Working data:
****************

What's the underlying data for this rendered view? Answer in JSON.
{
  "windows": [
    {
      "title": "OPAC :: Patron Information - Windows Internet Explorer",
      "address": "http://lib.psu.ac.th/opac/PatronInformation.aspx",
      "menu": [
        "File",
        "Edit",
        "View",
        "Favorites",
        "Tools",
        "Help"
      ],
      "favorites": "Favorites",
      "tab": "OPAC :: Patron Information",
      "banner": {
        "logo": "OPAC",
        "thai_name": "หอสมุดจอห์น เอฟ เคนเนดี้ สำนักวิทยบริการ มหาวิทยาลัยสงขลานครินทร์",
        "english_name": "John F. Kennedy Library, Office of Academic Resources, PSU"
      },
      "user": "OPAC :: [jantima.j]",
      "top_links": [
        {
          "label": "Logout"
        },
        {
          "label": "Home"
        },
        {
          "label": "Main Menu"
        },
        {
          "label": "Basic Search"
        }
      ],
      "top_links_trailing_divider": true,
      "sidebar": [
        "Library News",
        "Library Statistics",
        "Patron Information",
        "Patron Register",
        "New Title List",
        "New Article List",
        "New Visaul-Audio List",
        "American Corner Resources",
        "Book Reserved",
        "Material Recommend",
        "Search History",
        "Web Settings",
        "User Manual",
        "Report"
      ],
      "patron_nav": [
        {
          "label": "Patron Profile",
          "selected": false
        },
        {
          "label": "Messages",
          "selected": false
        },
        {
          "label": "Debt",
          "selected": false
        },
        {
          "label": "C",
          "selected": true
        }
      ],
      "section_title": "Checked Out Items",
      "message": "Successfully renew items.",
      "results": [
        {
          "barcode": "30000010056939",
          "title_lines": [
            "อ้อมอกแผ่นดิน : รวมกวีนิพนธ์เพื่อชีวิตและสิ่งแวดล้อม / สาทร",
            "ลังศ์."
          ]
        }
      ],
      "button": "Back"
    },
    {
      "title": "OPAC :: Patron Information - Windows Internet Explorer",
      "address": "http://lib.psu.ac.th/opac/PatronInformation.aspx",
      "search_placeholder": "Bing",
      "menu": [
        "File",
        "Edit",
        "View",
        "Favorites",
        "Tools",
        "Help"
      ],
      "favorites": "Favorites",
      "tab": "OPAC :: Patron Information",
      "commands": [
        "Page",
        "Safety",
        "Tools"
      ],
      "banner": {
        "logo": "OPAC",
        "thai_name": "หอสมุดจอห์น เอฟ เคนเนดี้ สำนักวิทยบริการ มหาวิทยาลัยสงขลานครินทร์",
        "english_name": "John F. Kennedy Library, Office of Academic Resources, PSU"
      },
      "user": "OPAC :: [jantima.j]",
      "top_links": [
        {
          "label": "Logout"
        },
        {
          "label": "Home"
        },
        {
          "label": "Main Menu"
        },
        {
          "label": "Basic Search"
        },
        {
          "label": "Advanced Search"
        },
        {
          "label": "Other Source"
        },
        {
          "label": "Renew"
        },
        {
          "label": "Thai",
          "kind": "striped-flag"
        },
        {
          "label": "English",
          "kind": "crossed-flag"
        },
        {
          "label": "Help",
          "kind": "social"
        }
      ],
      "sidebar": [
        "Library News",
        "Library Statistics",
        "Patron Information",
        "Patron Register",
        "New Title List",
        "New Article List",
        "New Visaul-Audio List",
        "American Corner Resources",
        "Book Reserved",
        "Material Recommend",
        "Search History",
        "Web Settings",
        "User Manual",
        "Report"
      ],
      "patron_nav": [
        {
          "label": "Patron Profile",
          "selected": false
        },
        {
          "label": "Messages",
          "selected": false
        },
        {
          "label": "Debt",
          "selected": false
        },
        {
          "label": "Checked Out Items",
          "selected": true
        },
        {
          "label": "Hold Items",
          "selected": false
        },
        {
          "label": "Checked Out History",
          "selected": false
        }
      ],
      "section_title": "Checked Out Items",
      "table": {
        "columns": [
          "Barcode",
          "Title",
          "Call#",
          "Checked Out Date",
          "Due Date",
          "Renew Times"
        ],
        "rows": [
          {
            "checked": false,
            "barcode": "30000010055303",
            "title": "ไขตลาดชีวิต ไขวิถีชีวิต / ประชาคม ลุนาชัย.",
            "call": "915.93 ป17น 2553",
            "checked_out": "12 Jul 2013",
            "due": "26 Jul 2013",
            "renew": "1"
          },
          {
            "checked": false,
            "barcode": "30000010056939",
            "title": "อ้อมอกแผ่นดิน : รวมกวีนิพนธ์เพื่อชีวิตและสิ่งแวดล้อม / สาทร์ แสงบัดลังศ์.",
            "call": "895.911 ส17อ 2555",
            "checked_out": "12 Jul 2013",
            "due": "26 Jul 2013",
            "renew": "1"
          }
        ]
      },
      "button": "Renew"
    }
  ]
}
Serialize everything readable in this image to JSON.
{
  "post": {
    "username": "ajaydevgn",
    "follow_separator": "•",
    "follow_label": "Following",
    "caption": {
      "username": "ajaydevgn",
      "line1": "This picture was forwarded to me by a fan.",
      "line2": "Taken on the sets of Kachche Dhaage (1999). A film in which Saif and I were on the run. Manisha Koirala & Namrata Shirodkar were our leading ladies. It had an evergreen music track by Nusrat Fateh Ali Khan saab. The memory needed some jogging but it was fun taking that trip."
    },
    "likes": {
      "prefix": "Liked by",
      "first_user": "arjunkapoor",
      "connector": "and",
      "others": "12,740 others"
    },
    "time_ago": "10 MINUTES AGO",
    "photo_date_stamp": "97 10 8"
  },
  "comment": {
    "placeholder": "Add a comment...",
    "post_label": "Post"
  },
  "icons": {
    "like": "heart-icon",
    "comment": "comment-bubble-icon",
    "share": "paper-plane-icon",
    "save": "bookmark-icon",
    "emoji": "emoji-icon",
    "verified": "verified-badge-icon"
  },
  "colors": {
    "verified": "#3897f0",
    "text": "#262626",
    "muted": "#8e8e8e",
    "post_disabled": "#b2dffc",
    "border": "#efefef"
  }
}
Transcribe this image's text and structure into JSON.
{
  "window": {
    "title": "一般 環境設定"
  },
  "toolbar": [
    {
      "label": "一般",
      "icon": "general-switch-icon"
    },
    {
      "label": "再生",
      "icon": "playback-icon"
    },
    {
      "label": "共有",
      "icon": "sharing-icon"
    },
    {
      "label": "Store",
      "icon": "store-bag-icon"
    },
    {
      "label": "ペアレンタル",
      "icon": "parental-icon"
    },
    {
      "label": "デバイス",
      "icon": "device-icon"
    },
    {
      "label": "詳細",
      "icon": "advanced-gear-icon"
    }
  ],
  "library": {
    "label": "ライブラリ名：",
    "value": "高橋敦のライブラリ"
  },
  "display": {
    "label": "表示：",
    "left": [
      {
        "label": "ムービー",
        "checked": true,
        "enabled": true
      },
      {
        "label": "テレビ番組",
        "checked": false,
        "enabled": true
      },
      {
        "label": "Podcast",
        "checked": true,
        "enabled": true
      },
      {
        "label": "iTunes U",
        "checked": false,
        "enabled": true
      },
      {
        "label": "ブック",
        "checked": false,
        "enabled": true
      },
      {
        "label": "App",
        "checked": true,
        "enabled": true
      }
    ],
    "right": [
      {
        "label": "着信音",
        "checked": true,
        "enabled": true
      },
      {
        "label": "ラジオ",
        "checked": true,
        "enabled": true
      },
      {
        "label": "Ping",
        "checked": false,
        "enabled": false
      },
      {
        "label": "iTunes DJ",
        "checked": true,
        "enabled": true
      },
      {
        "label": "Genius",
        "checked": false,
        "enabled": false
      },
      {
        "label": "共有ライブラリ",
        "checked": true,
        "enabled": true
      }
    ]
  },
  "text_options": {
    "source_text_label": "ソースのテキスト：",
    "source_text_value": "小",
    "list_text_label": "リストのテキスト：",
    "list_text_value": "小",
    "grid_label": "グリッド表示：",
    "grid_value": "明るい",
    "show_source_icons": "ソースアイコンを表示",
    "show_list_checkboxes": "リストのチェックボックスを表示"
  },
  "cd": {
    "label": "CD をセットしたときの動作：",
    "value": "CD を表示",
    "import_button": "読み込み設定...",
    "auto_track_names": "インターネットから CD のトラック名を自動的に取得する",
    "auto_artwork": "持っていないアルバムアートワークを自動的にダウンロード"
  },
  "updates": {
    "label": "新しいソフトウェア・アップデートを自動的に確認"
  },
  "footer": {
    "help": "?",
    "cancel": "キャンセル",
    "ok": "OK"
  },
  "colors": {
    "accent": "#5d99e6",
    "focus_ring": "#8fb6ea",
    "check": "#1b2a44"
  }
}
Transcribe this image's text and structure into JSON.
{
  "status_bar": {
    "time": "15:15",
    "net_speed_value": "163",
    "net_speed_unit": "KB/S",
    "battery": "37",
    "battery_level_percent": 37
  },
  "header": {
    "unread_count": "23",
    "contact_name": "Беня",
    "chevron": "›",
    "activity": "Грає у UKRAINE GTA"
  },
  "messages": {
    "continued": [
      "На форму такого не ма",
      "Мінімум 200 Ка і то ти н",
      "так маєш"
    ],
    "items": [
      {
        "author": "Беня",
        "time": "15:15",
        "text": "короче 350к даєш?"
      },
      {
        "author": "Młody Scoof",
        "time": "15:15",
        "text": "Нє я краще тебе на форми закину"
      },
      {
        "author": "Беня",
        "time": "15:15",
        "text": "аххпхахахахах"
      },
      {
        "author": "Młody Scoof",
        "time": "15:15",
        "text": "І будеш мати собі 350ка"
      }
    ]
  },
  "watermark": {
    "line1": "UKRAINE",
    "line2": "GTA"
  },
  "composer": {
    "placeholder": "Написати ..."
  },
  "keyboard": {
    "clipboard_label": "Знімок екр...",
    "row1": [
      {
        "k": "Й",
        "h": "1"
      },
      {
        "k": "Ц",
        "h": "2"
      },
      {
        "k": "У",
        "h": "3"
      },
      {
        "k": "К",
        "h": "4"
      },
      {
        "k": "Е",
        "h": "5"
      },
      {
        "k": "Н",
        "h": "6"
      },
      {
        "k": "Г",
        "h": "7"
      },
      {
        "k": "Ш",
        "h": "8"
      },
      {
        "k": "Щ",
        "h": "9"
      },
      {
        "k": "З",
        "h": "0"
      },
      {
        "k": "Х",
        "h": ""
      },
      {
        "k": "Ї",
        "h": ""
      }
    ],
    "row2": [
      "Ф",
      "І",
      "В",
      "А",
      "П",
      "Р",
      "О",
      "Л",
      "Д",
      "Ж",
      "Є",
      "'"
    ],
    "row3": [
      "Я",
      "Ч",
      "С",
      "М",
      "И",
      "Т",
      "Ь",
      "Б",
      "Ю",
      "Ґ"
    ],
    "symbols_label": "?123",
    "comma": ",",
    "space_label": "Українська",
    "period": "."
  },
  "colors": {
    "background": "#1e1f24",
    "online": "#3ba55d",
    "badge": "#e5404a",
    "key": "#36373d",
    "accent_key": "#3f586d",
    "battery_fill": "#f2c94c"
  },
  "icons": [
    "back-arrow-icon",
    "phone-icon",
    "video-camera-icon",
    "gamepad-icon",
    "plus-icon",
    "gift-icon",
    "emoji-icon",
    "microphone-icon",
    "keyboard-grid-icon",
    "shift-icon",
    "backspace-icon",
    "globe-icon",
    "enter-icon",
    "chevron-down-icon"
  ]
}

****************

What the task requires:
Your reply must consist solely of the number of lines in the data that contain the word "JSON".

Answer box:
4